Read the full text of Proposition 64.

Here’s a detailed source to learn about the medical affects of marijuana intoxication and long term use. (Medscape is a division of WebMD directed at medical professionals.)

Have a look at this Sac Bee article covering supporters and opponents of Prop 64 and their rationale.

Here’s a solid piece in the Boston Globe describing what has happened so far in Colorado since pot legalization in 2014.

Read this CNN piece describing increases in marijuana usage in the US.

Here is an article in the Orange County Register about the non-profit group opposed to Prop 64, The California Coalition for Public Safety.

Learn about the Automobile Association of America (AAA) take on driving while intoxicated on marijuana.

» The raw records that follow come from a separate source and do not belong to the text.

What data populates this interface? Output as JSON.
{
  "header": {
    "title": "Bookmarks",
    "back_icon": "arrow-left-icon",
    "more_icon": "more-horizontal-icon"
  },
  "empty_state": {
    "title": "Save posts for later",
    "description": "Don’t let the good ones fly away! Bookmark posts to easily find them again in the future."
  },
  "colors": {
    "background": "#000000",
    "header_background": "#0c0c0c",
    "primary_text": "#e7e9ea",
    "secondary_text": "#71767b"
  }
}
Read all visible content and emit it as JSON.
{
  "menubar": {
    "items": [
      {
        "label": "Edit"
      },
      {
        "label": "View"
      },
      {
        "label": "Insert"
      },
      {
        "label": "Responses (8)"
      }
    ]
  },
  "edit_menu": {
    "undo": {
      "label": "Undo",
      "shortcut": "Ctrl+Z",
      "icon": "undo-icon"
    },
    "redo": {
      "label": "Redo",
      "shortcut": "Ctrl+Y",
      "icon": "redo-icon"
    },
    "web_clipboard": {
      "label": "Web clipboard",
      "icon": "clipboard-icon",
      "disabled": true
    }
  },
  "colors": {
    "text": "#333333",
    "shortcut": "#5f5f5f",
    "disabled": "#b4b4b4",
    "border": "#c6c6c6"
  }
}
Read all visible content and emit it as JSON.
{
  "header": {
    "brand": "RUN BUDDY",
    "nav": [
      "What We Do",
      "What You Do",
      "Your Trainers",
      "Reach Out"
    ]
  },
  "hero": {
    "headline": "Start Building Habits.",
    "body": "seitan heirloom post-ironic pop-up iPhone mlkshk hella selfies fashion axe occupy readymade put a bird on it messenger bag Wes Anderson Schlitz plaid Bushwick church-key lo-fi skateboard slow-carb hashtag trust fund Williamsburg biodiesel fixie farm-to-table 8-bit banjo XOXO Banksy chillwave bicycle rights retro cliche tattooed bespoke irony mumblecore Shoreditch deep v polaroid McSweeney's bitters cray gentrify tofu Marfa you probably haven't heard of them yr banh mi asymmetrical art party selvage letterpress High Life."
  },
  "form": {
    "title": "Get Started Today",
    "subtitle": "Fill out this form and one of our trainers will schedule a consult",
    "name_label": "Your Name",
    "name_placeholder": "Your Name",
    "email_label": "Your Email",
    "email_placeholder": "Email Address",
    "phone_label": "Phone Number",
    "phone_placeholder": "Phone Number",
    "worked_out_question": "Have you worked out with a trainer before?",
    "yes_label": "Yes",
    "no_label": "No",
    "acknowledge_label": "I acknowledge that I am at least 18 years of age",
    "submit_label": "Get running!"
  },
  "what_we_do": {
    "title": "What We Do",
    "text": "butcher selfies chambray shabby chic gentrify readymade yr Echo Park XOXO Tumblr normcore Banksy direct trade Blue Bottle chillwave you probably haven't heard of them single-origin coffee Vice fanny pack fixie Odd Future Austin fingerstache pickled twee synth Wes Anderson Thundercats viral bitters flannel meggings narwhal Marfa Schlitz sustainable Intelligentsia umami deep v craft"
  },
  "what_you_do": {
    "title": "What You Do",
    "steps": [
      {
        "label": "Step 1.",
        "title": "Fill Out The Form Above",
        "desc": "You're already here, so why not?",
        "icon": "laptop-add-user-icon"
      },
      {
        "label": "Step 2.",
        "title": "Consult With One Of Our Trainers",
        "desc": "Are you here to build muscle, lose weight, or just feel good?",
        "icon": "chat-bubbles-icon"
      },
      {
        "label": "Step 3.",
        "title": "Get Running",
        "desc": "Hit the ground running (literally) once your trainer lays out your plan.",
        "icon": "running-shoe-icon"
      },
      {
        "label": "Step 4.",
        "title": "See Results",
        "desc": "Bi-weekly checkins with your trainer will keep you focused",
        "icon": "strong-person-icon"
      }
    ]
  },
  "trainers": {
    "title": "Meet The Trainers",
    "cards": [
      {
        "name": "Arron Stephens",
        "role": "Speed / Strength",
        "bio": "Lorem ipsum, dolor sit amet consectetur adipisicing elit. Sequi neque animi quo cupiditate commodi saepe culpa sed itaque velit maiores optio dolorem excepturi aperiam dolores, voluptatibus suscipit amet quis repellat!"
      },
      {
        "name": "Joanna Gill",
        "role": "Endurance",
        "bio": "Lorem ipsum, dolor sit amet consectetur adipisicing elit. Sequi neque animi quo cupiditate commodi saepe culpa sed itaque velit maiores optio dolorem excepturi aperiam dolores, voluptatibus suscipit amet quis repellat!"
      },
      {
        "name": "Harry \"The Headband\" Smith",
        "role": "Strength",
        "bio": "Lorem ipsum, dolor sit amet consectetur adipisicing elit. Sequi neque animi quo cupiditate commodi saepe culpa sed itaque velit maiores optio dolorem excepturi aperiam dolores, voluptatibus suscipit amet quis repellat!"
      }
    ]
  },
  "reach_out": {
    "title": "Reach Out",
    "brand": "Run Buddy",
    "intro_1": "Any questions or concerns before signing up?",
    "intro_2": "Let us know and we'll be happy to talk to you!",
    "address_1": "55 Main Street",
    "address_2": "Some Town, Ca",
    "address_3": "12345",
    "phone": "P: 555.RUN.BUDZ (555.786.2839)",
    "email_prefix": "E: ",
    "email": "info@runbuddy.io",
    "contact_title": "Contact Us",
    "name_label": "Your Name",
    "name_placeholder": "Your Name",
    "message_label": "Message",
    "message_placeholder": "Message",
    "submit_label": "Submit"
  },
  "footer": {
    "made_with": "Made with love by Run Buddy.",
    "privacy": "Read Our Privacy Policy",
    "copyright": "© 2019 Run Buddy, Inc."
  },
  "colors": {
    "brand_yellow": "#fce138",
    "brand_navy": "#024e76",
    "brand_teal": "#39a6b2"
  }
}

Take a tour of the website for NORML, a non-profit activist organization opposed to marijuana prohibition.

Review the full text of our California State Constitution.